Sudan – One of Sudan’s few functioning ministers believes key lawmakers jailed following the military takeover last month will be released soon. Sudan’s finance minister, Gibril Ibrahim, has appealed for continuing international support for the country’s democratic transition.
“Countries’ policy against Sudan should not be attributed solely to Gibril, (Prime Minister Abdalla) Hamdok, (military leader Abdel-Fattah Burhan), or anybody else. It should be more closely tied to policy, and if we are progressing toward democracy, a civilian government, and elections, the international community should continue to support the reform. ” Sudan’s top military leader, General Abdel-Fattah Burhan, dissolved the government and transitional council last month, arresting several political leaders and activists, including Prime Minister Abdalla Hamdok, who is currently under house arrest.
As part of the Juba Peace Agreement, Ibrahim has kept his position and will be part of the new administration when it is formed. The coup has sparked widespread international condemnation and major protests in Khartoum and other parts of Sudan. At least 23 demonstrators have been killed since October 25, according to the Sudanese Doctors Committee. Many of those jailed would be released soon, “starting with the prime minister,” Ibrahim stated. “I expect all political detainees to be released very soon,” he stated, providing the military keeps its word.

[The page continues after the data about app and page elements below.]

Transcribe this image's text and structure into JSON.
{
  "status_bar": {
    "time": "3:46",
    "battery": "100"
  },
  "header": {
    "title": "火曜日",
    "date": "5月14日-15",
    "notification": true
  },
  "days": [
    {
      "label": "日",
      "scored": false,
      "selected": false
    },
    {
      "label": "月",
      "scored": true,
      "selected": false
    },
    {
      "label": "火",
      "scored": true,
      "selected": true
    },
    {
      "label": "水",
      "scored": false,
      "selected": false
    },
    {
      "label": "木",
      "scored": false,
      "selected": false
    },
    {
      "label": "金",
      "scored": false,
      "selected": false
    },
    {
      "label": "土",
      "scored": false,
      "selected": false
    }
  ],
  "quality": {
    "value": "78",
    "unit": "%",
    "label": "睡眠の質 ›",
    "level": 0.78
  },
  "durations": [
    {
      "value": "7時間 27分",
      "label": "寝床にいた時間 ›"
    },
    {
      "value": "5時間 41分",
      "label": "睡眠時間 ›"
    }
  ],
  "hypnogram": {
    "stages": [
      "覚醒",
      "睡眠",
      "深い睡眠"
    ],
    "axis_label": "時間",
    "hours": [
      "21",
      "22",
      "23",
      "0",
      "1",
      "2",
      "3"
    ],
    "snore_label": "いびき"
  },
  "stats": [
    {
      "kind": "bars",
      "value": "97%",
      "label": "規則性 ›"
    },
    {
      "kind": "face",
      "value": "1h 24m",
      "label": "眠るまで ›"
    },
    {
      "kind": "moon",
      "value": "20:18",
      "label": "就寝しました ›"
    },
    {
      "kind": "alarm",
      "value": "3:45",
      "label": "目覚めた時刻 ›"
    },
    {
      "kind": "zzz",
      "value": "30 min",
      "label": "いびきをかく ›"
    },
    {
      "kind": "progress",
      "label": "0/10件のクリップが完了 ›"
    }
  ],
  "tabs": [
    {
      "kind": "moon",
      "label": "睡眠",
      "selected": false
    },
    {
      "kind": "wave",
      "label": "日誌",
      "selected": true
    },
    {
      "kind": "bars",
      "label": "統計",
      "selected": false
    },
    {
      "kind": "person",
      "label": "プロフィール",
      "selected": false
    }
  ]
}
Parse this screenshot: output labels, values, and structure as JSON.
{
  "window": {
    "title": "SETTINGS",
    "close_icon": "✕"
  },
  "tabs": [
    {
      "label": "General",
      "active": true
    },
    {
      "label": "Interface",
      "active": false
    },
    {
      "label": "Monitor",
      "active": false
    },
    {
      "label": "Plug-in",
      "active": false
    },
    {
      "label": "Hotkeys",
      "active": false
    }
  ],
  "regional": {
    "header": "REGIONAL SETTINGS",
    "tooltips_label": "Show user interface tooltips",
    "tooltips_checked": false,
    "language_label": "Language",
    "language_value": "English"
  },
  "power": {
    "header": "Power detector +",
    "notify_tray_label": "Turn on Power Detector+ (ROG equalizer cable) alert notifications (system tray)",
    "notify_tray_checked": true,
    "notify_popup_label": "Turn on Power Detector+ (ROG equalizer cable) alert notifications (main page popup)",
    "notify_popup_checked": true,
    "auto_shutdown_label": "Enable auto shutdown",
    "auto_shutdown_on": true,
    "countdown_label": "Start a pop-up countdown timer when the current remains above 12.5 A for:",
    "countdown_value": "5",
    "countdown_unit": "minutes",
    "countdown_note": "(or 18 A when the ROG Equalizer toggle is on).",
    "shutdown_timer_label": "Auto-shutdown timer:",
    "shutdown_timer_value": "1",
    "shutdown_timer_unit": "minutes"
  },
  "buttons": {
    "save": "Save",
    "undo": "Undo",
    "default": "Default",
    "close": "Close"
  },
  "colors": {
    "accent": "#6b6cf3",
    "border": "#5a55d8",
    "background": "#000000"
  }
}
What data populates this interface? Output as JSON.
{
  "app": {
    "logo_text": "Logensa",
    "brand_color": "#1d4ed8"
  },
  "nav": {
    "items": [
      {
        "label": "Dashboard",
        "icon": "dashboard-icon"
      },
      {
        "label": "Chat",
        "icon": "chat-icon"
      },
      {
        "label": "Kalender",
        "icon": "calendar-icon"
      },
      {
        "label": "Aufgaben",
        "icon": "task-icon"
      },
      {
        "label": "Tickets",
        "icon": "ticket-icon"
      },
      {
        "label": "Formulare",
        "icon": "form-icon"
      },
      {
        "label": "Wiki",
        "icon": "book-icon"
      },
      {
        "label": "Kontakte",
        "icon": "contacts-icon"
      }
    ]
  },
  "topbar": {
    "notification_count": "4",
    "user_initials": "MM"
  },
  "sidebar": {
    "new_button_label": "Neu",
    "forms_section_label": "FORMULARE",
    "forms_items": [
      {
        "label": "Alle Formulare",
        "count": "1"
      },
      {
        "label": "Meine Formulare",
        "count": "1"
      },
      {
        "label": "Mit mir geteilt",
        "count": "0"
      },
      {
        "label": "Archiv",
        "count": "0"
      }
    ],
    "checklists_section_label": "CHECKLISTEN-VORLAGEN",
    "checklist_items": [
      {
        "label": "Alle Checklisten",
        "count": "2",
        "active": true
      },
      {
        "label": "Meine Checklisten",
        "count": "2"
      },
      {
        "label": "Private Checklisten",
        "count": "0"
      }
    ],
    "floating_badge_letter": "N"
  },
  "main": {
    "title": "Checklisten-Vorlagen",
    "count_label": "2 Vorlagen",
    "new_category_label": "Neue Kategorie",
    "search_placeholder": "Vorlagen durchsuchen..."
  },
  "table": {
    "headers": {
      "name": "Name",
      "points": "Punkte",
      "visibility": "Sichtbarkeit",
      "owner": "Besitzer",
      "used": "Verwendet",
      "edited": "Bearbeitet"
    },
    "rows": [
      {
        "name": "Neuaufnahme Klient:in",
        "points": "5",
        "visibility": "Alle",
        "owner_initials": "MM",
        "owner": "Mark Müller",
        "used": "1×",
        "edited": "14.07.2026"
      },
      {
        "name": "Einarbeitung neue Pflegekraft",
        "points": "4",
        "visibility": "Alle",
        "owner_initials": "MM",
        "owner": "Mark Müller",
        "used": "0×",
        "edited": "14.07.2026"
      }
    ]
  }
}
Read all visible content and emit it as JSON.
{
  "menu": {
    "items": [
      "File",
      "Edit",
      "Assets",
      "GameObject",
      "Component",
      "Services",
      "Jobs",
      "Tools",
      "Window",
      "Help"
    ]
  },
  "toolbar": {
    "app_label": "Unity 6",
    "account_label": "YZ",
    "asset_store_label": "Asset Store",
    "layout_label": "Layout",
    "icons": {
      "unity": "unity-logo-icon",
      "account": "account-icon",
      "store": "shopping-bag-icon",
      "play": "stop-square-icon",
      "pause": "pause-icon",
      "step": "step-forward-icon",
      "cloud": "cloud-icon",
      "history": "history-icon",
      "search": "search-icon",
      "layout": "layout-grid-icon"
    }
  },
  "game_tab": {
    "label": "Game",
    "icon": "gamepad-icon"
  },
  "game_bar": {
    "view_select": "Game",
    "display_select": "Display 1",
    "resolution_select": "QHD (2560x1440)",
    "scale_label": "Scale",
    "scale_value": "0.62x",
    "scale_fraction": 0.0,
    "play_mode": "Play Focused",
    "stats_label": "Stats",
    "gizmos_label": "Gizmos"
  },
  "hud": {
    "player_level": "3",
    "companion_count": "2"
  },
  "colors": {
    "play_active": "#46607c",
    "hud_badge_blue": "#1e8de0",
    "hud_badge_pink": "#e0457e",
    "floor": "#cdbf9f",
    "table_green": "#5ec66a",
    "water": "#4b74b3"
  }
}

Sudan was in the midst of a tumultuous transition that saw long-time ruler Omar al-Bashir and his Islamist regime deposed. However, the transitional government has been beset by economic problems as it attempts to reform a faltering economy. Long-standing US sanctions have also kept the country out of the global economy.
Last year, sanctions were withdrawn, raising anticipation of an injection of international investment. However, all help has been blocked since the military takeover on October 25. The US has halted direct financial support worth $700 million (618.6 million euros), while the World Bank has halted help worth up to $2 billion (1.8 billion euros). Molly Phee, a prominent US diplomat, is now in Khartoum for mediation efforts. Burhan, on the other hand, has moved forward, introducing a new transitional council last week and promising a technocrat government soon. It’s still unclear whether Hamdok will accept the new administration’s invitation to join.